The goal of this research is to develop constitutive models for tensile deformation and fracture of elastomers at very high strain rates. Specific objectives are to (a) develop an experimental program that would characterize extensive deformation and fracture of elastomers at impact rates (1-103 s-1); (b) derive appropriate hyper-viscoelastic constitutive equations to predict the dynamic response of elastomeric structures when they are subjected to blast or impact loading; and (c) obtain appropriate dynamic fracture parameters for notched specimens under impact tensile loads. A tensile impact apparatus has been designed to obtain both dynamic stress-strain curves of uniaxial strip specimens and force-extension curves of notched panels. The apparatus uses the pendulum of a Charpy impact machine to impart tensile impact forces in two copper cables by connecting the cables to a slider bar that moves suddenly upon impact from the Charpy hammer. The copper cables are connected to opposite ends of the specimen, where there are dynamic load cells and displacement transducers to measure forces and displacements, respectively. Designing the experiment so there are equal grip separation velocities on both sides of the specimen localizes the middle of the specimen so that high-speed video photography can be used to capture fracture and crack propagation in the notched specimens.

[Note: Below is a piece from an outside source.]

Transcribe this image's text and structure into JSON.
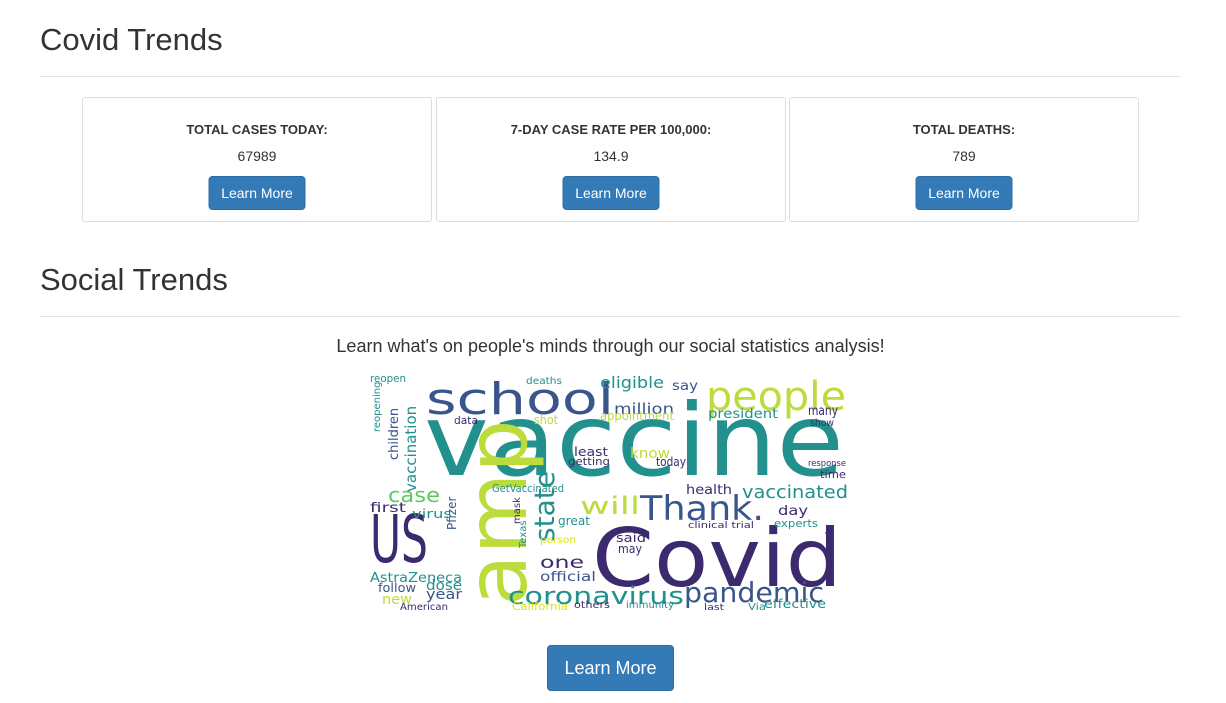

The material data and constitutive models that will be developed in this research will be used in protective design of federal buildings and embassies, which are susceptible to terrorist bombings. The Force Protection Branch at the Tyndall Air Force Research Laboratory has recently found that elastomeric coatings on walls offer significant protection to occupants against blast loading. Unfortunately, high strain rate material data on elastomers that fracture under tension and constitutive models that can accurately predict deformation and failure of elastomeric structures under tensile impact are lacking. Most high strain rate data and material modeling for elastomers is related to the design of earthquake isolation bearings and shock absorbers, where the elastomer (rubber) is in compression and shear and stresses are fairly linear with strain and strain rates. Under impact tensile loading, our experiments show that elastomers are highly nonlinear, hyper-viscoelastic materials, sometimes breaking at 300% strain or more. A technological gap therefore exists and we intend to remove this gap with our research so that the Tyndall AFRL can develop standard design criteria in elastomeric coatings for blast mitigation.
Results from this NSF Small Grant for Exploratory Research will be used toward developing a more substantial proposal for NSF consideration. However, the Force Protection Branch at Tyndall Air Force Research Laboratory will loan us equipment, such as a high-speed video camera and piezoelectric load cells, to ensure rapid success of this research under its present funding level. While it is clear that our research addresses one of the strategic goals set by the Homeland Security Department, development of our experimental program and constitutive models has broader impact than this. Future research will be concerned with using viscoelastic energy dissipation of elastomers to mitigate blast and impact loads of other structures, including military ships, aircrafts and helicopters.